DATASET ENTRIES
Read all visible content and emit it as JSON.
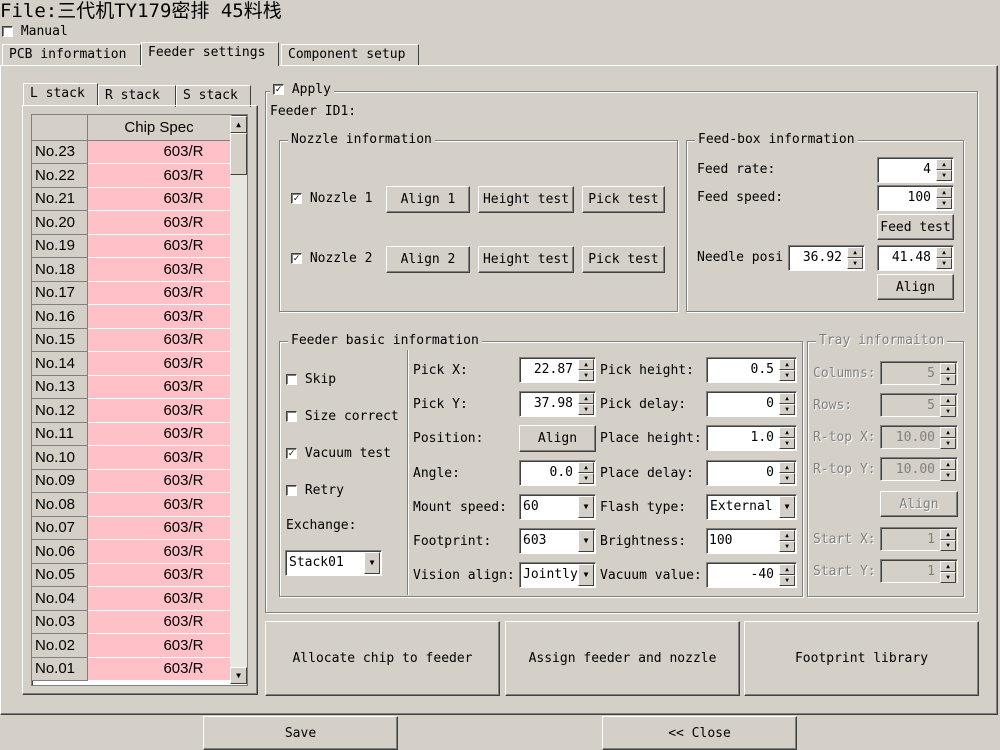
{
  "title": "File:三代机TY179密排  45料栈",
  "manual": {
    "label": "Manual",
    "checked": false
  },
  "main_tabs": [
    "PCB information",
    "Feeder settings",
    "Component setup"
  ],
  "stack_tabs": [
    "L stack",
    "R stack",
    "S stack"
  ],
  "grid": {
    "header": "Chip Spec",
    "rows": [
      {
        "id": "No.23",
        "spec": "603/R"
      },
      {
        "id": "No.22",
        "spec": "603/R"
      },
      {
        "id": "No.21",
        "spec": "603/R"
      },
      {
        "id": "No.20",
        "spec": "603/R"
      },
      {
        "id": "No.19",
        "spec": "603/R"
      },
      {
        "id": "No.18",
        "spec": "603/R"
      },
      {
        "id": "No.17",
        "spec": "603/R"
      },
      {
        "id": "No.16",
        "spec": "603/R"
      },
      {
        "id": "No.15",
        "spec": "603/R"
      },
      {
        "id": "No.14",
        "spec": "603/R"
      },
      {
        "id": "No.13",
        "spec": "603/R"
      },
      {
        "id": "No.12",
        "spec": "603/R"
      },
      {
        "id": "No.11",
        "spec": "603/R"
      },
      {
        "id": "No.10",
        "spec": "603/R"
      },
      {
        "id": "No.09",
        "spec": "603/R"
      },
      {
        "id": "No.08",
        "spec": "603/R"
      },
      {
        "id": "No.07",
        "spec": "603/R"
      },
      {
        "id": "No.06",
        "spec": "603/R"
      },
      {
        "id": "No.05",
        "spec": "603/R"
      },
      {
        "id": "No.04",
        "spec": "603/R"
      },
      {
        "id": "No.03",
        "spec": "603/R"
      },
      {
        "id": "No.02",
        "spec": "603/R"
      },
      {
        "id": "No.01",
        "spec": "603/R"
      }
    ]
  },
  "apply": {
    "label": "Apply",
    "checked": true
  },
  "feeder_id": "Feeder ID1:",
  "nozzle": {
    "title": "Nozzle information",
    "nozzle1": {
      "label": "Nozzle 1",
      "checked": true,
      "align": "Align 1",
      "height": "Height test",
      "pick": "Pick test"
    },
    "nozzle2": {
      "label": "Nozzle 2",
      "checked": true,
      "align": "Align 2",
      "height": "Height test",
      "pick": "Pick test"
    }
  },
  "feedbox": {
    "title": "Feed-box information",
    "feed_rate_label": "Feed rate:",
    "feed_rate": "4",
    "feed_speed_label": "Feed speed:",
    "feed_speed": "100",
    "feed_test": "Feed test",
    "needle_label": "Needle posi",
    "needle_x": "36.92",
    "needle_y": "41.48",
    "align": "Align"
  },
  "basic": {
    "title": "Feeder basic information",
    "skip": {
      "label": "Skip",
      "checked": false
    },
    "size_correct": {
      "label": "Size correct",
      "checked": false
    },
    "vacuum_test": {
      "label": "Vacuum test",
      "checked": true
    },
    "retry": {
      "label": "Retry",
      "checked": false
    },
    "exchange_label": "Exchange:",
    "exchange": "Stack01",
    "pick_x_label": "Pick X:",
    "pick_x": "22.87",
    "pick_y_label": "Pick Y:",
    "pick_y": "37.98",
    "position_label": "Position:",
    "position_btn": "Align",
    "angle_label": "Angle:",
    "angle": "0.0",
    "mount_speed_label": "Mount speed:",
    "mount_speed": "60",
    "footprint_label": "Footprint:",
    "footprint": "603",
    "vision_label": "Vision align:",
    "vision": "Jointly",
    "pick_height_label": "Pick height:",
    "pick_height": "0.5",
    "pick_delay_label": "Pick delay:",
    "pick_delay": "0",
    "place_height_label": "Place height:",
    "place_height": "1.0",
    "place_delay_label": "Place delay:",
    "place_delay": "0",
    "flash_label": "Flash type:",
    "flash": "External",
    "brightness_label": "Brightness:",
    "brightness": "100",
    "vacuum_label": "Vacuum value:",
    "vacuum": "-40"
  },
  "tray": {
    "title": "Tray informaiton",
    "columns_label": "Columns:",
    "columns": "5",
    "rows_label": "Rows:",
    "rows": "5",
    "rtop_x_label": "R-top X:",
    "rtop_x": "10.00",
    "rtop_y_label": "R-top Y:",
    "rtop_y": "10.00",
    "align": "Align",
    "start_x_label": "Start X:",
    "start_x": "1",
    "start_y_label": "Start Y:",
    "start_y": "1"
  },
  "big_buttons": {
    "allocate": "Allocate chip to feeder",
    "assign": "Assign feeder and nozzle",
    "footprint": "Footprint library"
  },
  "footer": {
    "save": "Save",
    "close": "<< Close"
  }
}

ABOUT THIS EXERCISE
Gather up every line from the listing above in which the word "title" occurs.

TASK RESULT
  "title": "File:三代机TY179密排  45料栈",
    "title": "Nozzle information",
    "title": "Feed-box information",
    "title": "Feeder basic information",
    "title": "Tray informaiton",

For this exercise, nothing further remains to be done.